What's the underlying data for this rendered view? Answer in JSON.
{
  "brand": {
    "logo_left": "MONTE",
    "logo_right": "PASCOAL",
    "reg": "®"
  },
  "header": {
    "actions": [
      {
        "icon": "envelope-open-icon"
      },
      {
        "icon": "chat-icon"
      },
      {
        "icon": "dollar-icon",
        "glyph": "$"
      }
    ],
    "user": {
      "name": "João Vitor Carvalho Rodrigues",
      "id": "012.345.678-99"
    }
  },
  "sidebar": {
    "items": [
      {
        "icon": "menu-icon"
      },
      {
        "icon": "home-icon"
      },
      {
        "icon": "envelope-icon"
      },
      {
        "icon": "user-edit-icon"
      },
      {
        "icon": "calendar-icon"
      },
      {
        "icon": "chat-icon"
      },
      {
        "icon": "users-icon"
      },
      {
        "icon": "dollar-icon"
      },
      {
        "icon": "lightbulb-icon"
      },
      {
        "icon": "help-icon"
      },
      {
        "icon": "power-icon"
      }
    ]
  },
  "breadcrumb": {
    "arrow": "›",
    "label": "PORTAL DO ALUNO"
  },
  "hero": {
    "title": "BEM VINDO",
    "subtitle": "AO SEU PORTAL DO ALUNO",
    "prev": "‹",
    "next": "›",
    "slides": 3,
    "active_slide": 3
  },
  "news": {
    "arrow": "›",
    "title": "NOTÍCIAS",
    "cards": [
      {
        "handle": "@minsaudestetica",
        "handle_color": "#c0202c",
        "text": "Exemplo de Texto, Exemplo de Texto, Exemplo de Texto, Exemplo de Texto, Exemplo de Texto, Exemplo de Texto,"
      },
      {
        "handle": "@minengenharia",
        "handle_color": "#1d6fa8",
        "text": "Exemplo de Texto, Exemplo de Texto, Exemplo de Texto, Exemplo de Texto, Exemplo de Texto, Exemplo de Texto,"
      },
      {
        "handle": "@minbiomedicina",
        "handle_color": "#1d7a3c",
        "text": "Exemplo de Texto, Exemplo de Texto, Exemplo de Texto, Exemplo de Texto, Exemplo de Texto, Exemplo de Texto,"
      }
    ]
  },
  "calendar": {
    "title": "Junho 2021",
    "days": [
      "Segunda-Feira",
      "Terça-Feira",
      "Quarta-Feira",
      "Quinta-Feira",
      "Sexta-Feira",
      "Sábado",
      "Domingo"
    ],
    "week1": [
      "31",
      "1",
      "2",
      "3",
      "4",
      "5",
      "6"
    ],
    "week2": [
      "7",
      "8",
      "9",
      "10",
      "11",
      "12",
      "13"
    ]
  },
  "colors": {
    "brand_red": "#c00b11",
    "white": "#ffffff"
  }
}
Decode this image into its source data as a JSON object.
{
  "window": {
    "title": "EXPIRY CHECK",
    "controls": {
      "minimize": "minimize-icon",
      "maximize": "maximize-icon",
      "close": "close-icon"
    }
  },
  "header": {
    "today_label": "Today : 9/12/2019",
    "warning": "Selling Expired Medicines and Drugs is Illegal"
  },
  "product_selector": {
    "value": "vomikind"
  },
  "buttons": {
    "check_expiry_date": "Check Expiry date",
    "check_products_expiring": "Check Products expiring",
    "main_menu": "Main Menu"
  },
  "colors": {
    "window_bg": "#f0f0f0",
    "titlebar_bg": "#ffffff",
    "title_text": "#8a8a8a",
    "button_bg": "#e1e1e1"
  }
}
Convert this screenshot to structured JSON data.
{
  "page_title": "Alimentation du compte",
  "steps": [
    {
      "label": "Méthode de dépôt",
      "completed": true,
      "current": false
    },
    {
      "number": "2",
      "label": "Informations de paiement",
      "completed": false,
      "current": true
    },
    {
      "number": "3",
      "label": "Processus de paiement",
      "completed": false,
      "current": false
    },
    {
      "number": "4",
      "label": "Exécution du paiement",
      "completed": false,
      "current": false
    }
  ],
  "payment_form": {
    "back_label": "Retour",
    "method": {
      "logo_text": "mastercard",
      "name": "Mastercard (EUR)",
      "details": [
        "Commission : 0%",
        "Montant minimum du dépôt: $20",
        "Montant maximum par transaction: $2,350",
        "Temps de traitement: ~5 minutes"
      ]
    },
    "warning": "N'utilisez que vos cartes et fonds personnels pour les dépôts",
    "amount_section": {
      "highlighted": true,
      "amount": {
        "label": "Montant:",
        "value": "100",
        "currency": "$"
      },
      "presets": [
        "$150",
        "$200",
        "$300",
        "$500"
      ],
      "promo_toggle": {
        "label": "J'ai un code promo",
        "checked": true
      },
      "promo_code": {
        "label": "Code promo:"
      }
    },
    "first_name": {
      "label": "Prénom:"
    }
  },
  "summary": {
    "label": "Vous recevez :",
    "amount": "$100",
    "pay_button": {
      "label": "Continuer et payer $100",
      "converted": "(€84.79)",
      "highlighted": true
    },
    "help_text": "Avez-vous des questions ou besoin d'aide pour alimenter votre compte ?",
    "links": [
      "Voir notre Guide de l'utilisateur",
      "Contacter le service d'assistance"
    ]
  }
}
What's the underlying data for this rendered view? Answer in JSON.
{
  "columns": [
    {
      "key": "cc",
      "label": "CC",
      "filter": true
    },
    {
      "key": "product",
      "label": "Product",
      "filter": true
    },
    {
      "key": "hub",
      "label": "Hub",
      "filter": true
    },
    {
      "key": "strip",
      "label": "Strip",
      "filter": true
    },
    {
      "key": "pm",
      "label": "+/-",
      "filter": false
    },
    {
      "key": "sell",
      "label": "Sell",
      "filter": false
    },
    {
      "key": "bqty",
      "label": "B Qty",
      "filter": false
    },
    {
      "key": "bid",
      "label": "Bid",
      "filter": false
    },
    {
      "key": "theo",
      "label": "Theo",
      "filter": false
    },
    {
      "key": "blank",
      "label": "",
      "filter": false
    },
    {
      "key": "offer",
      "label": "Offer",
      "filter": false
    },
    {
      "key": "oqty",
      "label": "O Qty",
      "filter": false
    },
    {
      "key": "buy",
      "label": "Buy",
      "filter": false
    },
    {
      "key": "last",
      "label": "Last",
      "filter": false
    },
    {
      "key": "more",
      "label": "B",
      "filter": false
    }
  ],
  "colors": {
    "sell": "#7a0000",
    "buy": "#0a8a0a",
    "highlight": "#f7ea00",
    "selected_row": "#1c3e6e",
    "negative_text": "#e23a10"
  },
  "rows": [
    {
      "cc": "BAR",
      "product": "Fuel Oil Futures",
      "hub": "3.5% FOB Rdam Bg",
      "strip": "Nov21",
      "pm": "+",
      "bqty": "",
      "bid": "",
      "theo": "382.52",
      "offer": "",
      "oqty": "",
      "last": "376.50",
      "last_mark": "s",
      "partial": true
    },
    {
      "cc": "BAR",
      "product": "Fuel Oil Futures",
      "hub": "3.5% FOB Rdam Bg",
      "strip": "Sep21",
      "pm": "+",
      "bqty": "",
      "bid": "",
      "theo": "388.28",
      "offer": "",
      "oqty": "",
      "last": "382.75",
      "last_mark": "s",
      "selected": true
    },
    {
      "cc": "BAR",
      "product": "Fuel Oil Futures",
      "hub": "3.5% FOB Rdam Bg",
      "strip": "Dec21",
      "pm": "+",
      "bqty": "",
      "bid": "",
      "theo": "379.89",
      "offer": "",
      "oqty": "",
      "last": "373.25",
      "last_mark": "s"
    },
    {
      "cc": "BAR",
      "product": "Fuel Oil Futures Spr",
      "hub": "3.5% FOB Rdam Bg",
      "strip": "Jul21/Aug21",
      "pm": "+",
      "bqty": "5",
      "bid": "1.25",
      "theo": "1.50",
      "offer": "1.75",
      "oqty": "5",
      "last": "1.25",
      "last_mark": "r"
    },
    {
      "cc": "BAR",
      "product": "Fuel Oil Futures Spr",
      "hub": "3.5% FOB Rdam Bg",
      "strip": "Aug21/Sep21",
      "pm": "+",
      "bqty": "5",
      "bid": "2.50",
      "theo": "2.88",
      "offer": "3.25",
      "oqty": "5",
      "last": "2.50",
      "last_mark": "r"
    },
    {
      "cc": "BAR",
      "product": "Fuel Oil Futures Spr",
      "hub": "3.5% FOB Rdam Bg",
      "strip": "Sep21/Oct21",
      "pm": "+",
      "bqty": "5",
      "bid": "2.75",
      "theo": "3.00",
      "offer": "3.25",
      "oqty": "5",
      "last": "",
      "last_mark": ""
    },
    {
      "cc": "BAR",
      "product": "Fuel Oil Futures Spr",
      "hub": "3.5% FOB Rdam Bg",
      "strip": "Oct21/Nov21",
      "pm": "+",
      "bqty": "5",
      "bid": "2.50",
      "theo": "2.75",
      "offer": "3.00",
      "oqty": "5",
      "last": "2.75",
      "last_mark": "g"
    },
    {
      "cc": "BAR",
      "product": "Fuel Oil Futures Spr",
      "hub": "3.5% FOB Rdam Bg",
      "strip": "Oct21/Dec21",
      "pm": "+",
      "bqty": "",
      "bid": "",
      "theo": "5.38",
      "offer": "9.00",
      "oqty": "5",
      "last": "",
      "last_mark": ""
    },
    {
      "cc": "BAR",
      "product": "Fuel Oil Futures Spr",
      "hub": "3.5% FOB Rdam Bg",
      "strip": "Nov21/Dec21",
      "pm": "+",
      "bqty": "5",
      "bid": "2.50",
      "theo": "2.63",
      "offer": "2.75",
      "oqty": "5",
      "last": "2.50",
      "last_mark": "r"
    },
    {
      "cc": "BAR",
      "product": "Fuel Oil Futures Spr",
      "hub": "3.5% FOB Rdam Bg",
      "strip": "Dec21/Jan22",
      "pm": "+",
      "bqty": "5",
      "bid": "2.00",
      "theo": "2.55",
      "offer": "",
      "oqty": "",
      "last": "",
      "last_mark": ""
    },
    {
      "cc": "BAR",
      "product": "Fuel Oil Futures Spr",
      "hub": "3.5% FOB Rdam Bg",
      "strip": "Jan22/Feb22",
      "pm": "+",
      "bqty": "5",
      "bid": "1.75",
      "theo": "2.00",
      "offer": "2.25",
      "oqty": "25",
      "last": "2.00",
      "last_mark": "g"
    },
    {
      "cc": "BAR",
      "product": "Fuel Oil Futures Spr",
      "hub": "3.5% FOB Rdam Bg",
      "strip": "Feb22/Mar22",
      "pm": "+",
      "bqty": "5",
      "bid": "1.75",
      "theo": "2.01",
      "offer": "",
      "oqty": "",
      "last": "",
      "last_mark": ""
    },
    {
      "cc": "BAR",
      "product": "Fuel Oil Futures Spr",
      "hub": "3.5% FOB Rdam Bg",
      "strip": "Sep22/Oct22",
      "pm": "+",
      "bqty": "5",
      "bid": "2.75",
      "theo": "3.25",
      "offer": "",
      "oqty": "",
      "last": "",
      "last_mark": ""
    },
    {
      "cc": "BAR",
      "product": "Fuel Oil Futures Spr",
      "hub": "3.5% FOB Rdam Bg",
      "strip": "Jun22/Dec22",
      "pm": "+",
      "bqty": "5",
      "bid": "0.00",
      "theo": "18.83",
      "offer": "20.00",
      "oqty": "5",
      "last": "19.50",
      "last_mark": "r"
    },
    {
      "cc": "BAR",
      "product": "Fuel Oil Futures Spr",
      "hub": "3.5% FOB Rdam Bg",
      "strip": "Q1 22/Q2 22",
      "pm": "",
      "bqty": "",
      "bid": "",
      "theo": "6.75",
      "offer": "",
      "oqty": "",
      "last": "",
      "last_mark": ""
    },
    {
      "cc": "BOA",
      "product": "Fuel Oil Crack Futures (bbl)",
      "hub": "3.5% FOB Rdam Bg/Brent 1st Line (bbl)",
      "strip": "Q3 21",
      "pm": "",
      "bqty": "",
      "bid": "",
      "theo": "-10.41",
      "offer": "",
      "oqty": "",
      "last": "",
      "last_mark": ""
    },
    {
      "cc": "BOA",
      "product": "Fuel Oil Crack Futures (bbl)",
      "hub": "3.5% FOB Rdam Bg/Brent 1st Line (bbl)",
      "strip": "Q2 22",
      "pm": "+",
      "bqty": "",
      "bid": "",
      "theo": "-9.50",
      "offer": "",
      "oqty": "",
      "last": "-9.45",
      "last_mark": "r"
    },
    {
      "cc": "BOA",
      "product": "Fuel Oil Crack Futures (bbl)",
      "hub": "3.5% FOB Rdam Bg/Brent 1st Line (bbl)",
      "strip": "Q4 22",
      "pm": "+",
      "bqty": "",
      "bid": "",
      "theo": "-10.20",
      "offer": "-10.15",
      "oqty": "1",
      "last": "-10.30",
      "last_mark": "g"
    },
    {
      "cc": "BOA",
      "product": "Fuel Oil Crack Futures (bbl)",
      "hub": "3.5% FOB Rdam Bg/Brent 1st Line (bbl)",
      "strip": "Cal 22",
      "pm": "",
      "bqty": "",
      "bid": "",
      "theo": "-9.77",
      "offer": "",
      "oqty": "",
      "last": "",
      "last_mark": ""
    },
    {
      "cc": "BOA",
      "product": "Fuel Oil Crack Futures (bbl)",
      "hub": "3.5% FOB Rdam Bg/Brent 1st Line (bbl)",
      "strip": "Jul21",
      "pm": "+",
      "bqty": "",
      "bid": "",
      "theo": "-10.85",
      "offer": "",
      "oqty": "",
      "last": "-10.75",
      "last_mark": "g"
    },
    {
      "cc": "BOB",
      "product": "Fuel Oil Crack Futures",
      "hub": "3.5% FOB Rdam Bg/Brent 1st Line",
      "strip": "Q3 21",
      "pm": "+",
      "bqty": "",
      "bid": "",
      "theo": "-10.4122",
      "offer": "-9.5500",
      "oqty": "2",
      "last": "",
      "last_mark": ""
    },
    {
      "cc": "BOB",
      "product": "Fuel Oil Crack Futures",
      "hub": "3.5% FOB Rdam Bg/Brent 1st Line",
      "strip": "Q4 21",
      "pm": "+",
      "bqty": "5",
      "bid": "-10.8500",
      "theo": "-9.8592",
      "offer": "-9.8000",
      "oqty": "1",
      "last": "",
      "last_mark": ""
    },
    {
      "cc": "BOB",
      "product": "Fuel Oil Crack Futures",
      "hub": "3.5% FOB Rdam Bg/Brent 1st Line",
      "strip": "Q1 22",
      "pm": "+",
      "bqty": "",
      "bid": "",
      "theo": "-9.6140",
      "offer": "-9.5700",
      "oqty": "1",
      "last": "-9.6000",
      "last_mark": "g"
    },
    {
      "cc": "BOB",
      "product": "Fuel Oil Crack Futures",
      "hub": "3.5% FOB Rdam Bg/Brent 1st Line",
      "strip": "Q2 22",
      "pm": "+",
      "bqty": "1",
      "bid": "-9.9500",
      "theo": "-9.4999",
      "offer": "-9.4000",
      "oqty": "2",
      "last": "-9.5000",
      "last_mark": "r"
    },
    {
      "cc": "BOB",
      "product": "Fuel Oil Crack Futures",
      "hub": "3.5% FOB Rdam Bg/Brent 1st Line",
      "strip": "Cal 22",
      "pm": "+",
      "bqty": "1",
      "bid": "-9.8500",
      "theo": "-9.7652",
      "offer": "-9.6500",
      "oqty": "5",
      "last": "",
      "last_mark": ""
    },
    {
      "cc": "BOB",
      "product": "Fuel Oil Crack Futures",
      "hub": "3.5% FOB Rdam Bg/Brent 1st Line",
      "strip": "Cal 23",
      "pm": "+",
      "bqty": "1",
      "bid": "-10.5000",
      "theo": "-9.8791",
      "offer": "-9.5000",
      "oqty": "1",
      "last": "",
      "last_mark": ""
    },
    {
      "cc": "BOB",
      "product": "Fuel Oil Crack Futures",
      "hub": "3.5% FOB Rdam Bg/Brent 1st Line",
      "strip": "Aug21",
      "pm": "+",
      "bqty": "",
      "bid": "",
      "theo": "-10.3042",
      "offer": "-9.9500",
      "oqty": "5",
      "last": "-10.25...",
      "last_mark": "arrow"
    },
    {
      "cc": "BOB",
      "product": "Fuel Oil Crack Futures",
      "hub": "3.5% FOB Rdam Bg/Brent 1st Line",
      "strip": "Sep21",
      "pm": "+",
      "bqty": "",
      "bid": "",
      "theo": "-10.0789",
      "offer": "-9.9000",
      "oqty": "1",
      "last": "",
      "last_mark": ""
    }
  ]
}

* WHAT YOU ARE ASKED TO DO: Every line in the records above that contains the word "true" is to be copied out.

* ANSWER BELOW:
      "completed": true,
      "current": true
      "highlighted": true,
        "checked": true
      "highlighted": true
      "filter": true
      "filter": true
      "filter": true
      "filter": true
      "partial": true
      "selected": true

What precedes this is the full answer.